Tuesday, July 18, 2006

A shirt tale

After all your nice comments on the picture of my grandparents (now deleted), I feel a little guilty writing about the awkwardness I experienced with my grandfather. But what the hell, that's what blogs are for, right?

So here's the thing. My grandfather is a fantastic man in many respects, but when it comes to the appearance of the women in his family, he is somewhat of a neanderthal. And this trait revealed itself rather strongly over the weekend.

Since I'm breastfeeding, I've gone up two cup sizes, from a B to a D (or thereabouts). And for the sake of convenience in the car last week, I wore one of those crappy nursing tanks from Motherhood; while they're handy for nursing in public, the straps are made of stretchy cotton, which means that after a few hours the neck line is practically down at your knees.

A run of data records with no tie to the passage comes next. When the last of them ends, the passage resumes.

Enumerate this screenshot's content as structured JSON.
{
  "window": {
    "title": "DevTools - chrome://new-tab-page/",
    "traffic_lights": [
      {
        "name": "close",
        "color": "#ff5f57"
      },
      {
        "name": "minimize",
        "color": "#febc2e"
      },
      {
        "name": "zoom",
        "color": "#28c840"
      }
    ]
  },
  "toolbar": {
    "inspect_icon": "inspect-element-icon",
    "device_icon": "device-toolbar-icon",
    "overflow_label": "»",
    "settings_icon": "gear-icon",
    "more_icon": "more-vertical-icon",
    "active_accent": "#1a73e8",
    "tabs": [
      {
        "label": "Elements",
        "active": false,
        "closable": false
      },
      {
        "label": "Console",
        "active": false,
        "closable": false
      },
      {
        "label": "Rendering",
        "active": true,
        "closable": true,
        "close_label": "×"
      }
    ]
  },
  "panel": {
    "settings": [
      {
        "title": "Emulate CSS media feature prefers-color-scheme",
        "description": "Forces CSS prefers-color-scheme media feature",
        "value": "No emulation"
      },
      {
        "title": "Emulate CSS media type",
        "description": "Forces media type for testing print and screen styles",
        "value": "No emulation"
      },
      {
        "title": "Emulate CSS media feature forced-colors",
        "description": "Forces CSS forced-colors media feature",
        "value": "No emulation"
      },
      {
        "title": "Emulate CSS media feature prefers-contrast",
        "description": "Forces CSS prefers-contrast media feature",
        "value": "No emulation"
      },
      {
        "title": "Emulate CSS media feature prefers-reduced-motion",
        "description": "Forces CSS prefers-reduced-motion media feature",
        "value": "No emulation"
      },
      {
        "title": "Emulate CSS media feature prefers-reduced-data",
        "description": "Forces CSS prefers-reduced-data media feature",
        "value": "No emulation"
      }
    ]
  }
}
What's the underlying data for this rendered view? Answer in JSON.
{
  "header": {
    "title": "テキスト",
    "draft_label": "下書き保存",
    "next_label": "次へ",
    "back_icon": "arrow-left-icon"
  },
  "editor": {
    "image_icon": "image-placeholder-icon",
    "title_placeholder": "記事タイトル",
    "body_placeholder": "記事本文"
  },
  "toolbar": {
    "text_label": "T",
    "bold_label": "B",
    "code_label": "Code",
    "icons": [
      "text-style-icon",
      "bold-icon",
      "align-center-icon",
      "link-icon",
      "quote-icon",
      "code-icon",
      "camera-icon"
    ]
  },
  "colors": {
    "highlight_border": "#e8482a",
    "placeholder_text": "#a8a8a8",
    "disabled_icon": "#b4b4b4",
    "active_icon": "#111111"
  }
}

I was wearing a long-sleeved shirt unbuttoned over the tank, but the tank -- and my new cleavage -- was clearly visible underneath.

So we all go to my grandparents' house for dinner Thursday night. I'm (as usual) tired and a little more overwhelmed than usual. We walk into the backyard, where my grandparents are sitting. My grandfather jumps up, kisses me and then takes a good look at my chest. I can't remember his exact words, but they were something to the effect of "my how you've grown." And he wouldn't let it rest. Every time I saw him -- and I saw him every day we were there -- he had something to say about my appearance, whether it was the fact that he thinks I have great legs (wtf?) or that having Ess has made me look "like a young chick again." (That one, said multiple times, is verbatim -- how frequently, after all, do you hear your 91-year-old grandfather refer to you as a "chick"?)

In reading this over, it sounds rather innocuous. But it hearkens back to the comments he made when I was younger, and much more vulnerable about my appearance. (Who am I kidding? Has that vulnerability decreased at all with age??) Back in adolescence, if I had a zit, he would mention it. If I was wearing a skirt, he had something to say about it -- something generally approving, but with just a hint of leering to go along with his remark. And if we were at the home of a relative with a pool, and had the guts to wear a bathing suit, he'd comment on that, too. It wasn't just me -- he made comments about my mom, my sister and my aunts (his daughters-in-law) as well. At one point it got sketchy enough that my dad had to talk to him about it. It all made me extremely uncomfortable, especially because when confronted he'd insist that he meant no harm, that he was genuinely expressing his admiration in what he thought were complimentary terms. (Just to be clear, he has never done anything even in the same universe as inappropriate touching.)

So I knew all of this last week when I chose to go to his house in that stupid saggy tank. I thought about changing my shirt, but it felt like capitulating to his slightly icky approach to women's bodies. So I wore the tank top, and heard his comments, and chose not to say anything. I nursed Ess in front of him -- thus far the only time I've felt compelled to use a blanket when nursing -- and dealt with what, again, he thought was approval ("I think it's wonderful that you're feeding your baby," said in a booming voice that carries across three towns). So from my actions, you'd think I was fine with all this.

And yet here I am wasting tons of (virtual) ink on the topic, with no clear conclusion in mind, just an assortment of thoughts about the conflict I feel when it comes to the value and/or utility of discussing any of this with a 91-year-old man with some hearing problems and a tendency toward willful obtuseness. I guess I wish I'd said something, although what I'm not sure. Even more, I wish he didn't feel the need to evaluate his female relatives on the basis of their appearance. I wish I didn't have to think so hard about what I'm wearing when visiting my grandparents. And I hope that young Ess grows up with more confidence about her body -- something I'm aware absolutely starts with me.